As the child begins to learn things, the list of their fears also grows. Some fears are real, for instance the fear of dark, burglary, war, separation, injury are real fears. Some fears are unfounded, for instance fear of monster, ghosts, witches etc.
It is rather easy to deal with the real fears in your child. Let your child understand that you take their fears seriously and they are always there to rescue them when needed. Provide information on the things that they are afraid of. For instance, you can tell them the realities about dark, war, burglary, separation etc. If your child is afraid of intruders, you can ask them to shut doors and windows and tell them that they are perfectly safe. If your child is afraid of insects, teach them about the insects through pictures and videos.
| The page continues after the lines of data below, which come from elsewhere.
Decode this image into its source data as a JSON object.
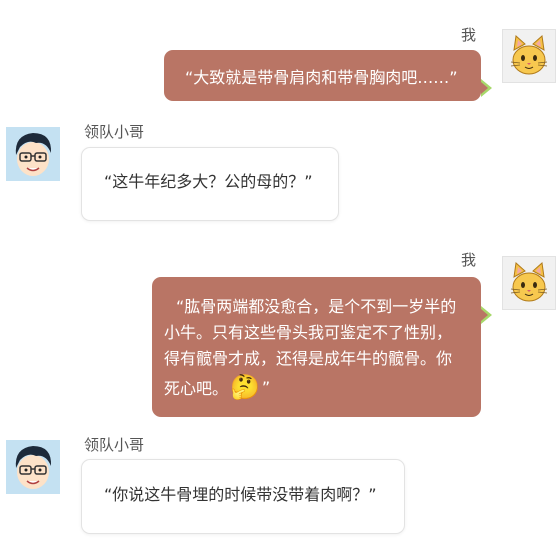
{
  "messages": [
    {
      "sender": "我",
      "text": "“大致就是带骨肩肉和带骨胸肉吧……”"
    },
    {
      "sender": "领队小哥",
      "text": "“这牛年纪多大？公的母的？”"
    },
    {
      "sender": "我",
      "lines": [
        "“肱骨两端都没愈合，是个不到一岁半的",
        "小牛。只有这些骨头我可鉴定不了性别，",
        "得有髋骨才成，还得是成年牛的髋骨。你",
        "死心吧。",
        "”"
      ],
      "emoji": "🤔"
    },
    {
      "sender": "领队小哥",
      "text": "“你说这牛骨埋的时候带没带着肉啊？”"
    }
  ],
  "colors": {
    "my_bubble": "#b97565",
    "bubble_tail": "#a7d86a"
  },
  "icons": {
    "my_avatar": "cat-face-icon",
    "other_avatar": "cartoon-boy-avatar-icon"
  }
}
If you are dealing with unfounded fears like super natural beings, tell your child that such things do not actually exist. By letting them understand ghosts and monsters do not exist in real, you will help your child confront their unfounded fears.
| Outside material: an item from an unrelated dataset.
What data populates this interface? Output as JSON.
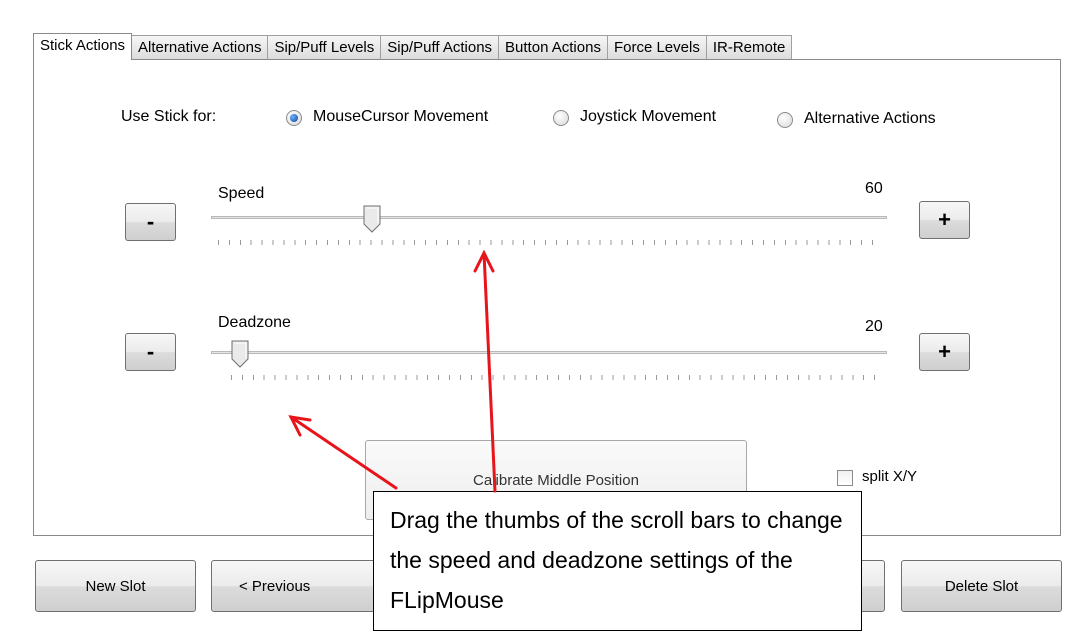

Overcoming Anxiety and Fear in Babies
Fear is not endemic to older children, even the babies as young as five or six months old also show fear. By the time babies are 5-6 months old, they form a strong bonding with their parents or care givers. Separation, even for a short time, from the parents/caregivers will bring fear in babies. They begin to cry. Some babies enjoy the company of special people (parents, care givers) and when they are separated from these special people they develop anxiety and fear. Babies are also afraid of strangers and when they are in the company of strangers they being to cry.
This kind of fear is temporary in most of the babies. However, if you want to overcome the fear of separation from special people or fear of stranger in your baby, talk to them as much as you can. Also, allow your baby to hang with other people as well. If you see any trace of anxiety in your baby, fill them with assurance. You should never leave your baby crying because it will only worsen their anxiety.
Overcoming Fear and Anxiety in Preschoolers
When the children reach two to three years, they begin to learn to cope with their common emotions like anger, pain, fear etc. One of the common fears in toddlers and preschoolers is related to being overwhelmed with powerful emotions. Since the toddlers already begin to understand things, they also develop fear of irrational things like slipping in the bathroom (that’s why they refuse to go to bathroom alone), fear of dark (that’s why don’t want to switch off the light when they go to bed), fear of loneliness, fear of cockroaches etc.
You can help your toddler overcome such irrational fear by encouraging them speak about their fear and helping them understand that such fears are unfounded. You should never force your child to confront their fear because this might worsen the situation.